"Obviously he's a huge addition," rookie quarterback Brandon Weeden said. "Being able to turn and hand him the ball is one of the best plays we have in our playbook. You have to respect him. Guys in the box have to account for him. He's obviously an extremely gifted runner. I'm excited to see him pass block, I'm excited to see him catch balls out of the backfield, do all those different things.
"He's a guy I'm excited to have back in this lineup, and I know he's champing at the bit to start playing again."
Richardson wasn't on the field when the Eagles thrashed the Browns 27-10 in an Aug. 24 preseason game. However, Philadelphia coach Andy Reid knows enough about him to be expecting a handful.
"He's a heck of a football player, so that's what we're expecting," Reid said.
"You talk about a guy that was a great college player. He's built for the NFL game, so we know with him you've got size and speed, toughness, quickness, and you better wrap him up and make sure that you tackle well with him."
Richardson hasn't had any real contact since early camp. He'll get his first taste of what to expect against the Eagles today, when the Browns will be in full pads to work on short-yardage situations.
"I'm very anxious to take a pop and give one," he said. "If you're a running back you don't want to get hit too many times. You want to give that first hit. I can't wait."
On Sunday, the long wait for his debut will be over.
It's a day he's visualized countless times, and if Richardson could script his dream day, there would be one perfect ending.
"The Browns win," he said. "We come out victorious. Everybody's injury free, and we come out victorious."
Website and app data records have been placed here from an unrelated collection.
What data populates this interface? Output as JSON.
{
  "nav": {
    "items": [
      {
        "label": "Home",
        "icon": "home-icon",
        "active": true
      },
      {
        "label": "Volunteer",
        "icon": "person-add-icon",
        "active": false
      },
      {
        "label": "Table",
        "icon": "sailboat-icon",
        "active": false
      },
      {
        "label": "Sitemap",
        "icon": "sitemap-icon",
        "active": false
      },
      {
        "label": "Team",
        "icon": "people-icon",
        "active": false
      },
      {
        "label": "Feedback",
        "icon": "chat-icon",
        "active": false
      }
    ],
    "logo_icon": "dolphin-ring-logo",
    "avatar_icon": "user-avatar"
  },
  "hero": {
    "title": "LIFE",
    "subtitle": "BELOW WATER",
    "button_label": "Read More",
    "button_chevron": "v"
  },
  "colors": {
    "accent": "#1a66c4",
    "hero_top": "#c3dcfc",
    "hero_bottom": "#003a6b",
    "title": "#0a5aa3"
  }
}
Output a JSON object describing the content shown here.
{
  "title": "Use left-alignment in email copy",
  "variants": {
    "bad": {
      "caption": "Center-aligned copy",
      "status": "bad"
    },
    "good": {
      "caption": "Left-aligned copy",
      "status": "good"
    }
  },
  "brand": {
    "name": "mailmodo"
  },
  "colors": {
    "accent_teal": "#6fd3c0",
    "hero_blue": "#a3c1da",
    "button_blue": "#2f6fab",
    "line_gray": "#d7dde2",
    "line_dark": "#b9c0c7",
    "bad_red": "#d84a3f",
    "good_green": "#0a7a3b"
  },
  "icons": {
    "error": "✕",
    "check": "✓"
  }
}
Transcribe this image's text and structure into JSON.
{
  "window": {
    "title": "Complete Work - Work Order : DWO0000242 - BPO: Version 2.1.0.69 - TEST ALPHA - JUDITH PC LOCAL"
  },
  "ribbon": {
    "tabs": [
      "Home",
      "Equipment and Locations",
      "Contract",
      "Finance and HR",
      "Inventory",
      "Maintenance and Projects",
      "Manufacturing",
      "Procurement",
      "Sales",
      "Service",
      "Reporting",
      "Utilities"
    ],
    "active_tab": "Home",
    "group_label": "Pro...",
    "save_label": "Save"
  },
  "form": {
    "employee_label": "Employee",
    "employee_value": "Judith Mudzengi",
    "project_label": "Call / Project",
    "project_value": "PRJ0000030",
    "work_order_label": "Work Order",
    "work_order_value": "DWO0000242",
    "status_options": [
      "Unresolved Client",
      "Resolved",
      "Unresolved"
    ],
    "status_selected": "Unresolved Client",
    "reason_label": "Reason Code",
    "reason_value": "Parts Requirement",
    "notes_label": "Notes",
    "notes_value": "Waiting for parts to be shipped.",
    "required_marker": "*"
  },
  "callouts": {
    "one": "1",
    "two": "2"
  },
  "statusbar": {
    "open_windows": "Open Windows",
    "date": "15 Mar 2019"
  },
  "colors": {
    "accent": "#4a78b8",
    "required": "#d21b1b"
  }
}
NOTES: Facing a possible four-game drug suspension, Browns CB Joe Haden practiced again. It seems he'll be eligible to play Sunday, but there are no guarantees. NFL spokesman Greg Aiello said in an email that the league tries to take "competitive issues into account" but that each case is unique. Haden is awaiting a decision on his suspension for reportedly taking Adderall. The league will not announce the suspension if Haden wins the appeal. ... Starting rookie LB James-Michael Johnson (oblique) did not practice. Johnson was going to start for Scott Fujita, serving his three-game suspension for the Saints' scandal. If Johnson is out, rookie L.J. Fort will likely start on the strong side.